[App and web page records]
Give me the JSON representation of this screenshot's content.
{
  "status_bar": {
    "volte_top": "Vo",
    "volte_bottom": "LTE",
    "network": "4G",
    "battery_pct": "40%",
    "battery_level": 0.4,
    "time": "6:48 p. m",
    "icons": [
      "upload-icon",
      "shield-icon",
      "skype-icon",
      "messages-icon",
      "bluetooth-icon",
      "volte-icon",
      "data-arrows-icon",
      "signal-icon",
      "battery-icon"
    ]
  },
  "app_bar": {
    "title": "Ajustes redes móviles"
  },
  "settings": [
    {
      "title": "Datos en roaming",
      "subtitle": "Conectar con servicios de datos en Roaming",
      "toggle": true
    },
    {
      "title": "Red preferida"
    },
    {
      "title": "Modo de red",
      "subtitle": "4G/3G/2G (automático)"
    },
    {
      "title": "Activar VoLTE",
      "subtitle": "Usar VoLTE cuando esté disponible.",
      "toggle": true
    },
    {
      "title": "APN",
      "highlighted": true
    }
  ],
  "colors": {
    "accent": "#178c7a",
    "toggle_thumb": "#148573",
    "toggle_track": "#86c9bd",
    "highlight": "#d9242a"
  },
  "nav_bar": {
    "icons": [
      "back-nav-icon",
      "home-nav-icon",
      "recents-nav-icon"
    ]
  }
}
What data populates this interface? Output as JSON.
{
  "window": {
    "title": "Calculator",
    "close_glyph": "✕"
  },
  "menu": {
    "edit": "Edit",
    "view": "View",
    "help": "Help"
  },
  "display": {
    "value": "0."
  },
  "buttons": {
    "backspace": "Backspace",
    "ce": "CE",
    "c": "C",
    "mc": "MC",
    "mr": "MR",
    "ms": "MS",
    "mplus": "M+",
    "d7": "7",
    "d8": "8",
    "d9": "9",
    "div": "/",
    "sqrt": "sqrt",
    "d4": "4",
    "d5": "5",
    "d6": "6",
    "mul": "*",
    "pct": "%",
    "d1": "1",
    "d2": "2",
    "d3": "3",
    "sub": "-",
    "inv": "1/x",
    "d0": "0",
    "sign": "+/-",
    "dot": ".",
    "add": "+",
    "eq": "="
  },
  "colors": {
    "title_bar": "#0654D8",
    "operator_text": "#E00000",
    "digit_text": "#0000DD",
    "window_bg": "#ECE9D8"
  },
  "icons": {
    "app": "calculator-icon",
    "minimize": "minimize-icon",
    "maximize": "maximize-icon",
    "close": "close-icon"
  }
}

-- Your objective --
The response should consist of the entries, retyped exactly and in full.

-- Result of this exercise --
Give me the JSON representation of this screenshot's content.
{
  "status_bar": {
    "volte_top": "Vo",
    "volte_bottom": "LTE",
    "network": "4G",
    "battery_pct": "40%",
    "battery_level": 0.4,
    "time": "6:48 p. m",
    "icons": [
      "upload-icon",
      "shield-icon",
      "skype-icon",
      "messages-icon",
      "bluetooth-icon",
      "volte-icon",
      "data-arrows-icon",
      "signal-icon",
      "battery-icon"
    ]
  },
  "app_bar": {
    "title": "Ajustes redes móviles"
  },
  "settings": [
    {
      "title": "Datos en roaming",
      "subtitle": "Conectar con servicios de datos en Roaming",
      "toggle": true
    },
    {
      "title": "Red preferida"
    },
    {
      "title": "Modo de red",
      "subtitle": "4G/3G/2G (automático)"
    },
    {
      "title": "Activar VoLTE",
      "subtitle": "Usar VoLTE cuando esté disponible.",
      "toggle": true
    },
    {
      "title": "APN",
      "highlighted": true
    }
  ],
  "colors": {
    "accent": "#178c7a",
    "toggle_thumb": "#148573",
    "toggle_track": "#86c9bd",
    "highlight": "#d9242a"
  },
  "nav_bar": {
    "icons": [
      "back-nav-icon",
      "home-nav-icon",
      "recents-nav-icon"
    ]
  }
}
What data populates this interface? Output as JSON.
{
  "window": {
    "title": "Calculator",
    "close_glyph": "✕"
  },
  "menu": {
    "edit": "Edit",
    "view": "View",
    "help": "Help"
  },
  "display": {
    "value": "0."
  },
  "buttons": {
    "backspace": "Backspace",
    "ce": "CE",
    "c": "C",
    "mc": "MC",
    "mr": "MR",
    "ms": "MS",
    "mplus": "M+",
    "d7": "7",
    "d8": "8",
    "d9": "9",
    "div": "/",
    "sqrt": "sqrt",
    "d4": "4",
    "d5": "5",
    "d6": "6",
    "mul": "*",
    "pct": "%",
    "d1": "1",
    "d2": "2",
    "d3": "3",
    "sub": "-",
    "inv": "1/x",
    "d0": "0",
    "sign": "+/-",
    "dot": ".",
    "add": "+",
    "eq": "="
  },
  "colors": {
    "title_bar": "#0654D8",
    "operator_text": "#E00000",
    "digit_text": "#0000DD",
    "window_bg": "#ECE9D8"
  },
  "icons": {
    "app": "calculator-icon",
    "minimize": "minimize-icon",
    "maximize": "maximize-icon",
    "close": "close-icon"
  }
}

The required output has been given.